As the Trump administration continues to scale back—and in some cases eliminate—successful sex education programs, Planned Parenthood Federation of America has turned to artificial intelligence to teach teens about their bodies and ways to reduce pregnancy and the spread of sexually transmitted infections.

Roo is a bot that lets people ask questions about sex, bodies and relationships in a chatroom. It was launched in January and since debuting, it has answered more than three million anonymous questions posed primarily by high school and college students.

Reports Mother Jones:

The birth of Roo comes at an especially tumultuous time for sex education. In the past few years, the Trump administration has gutted the Teen Pregnancy Prevention Program (TPPP), an Obama-era initiative that funded evidence-based programs researching new ways to reduce and prevent teen pregnancies. Congress approved funding for TPPP in March 2010, establishing with it the Office of Adolescent Health (OAH) inside the Department of Health and Human Services [HHS]. By September that year, OAH had awarded $100 million in grants.

In addition, the HHS office for the Administration for Children and Families recently awarded more than $22 million to groups focusing on abstinence-only education. During the Obama administration, teen birth rates for Black and Latinx youth dropped to half of their 2006 levels. Now, according to Planned Parenthood’s website, “slashing funds disproportionately harms sexual violence survivors, LGBTQ teens, youth of color, rural communities and others who face barriers to care.”

Roo—which was built using artificial intelligence and natural language processing—was created to give teens a high-tech version of the anonymous question box that can be found in sex education classrooms across the nation. Topics range from menstruation to birth control to establishing sexual boundaries. 

The top five questions, says Planned Parenthood, are: What will happen if I masturbate too much? What’s the right age to have sex for the first time? How big is my penis supposed to be? How do I tell someone I like them? When are you no longer a virgin?

“They want validation that they’re normal. ‘Is this specific change normal?’ ‘Is my body normal?’” Ambreen Molitor, senior director of the digital products lab at Planned Parenthood, told Mother Jones in an interview.

There are also a high number of questions about coming out from users who identify as LGBTQ+ and live in communities that are religiously conservative.

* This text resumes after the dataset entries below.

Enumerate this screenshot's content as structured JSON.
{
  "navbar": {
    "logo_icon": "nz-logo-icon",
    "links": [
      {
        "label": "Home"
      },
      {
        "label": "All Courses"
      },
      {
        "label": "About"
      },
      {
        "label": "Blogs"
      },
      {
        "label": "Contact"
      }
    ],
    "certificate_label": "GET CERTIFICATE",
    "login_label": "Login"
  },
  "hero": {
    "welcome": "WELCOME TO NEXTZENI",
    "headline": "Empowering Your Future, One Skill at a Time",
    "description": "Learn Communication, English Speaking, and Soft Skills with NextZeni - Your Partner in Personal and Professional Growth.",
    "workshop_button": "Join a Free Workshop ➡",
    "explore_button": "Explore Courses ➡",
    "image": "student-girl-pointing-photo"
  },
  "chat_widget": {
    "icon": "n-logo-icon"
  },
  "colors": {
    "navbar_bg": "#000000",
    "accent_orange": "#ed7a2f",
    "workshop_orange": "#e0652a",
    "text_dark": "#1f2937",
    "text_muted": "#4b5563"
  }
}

Because of queries such as these, the research team behind Roo made sure responses are nonjudgmental and phrased in a way to encourage users to make their own informed decisions as to what is best for them.

Based on the optional survey that users can fill out, Planned Parenthood reports that 78 percent were between 13 and 19 years old and about 64 percent were people of color.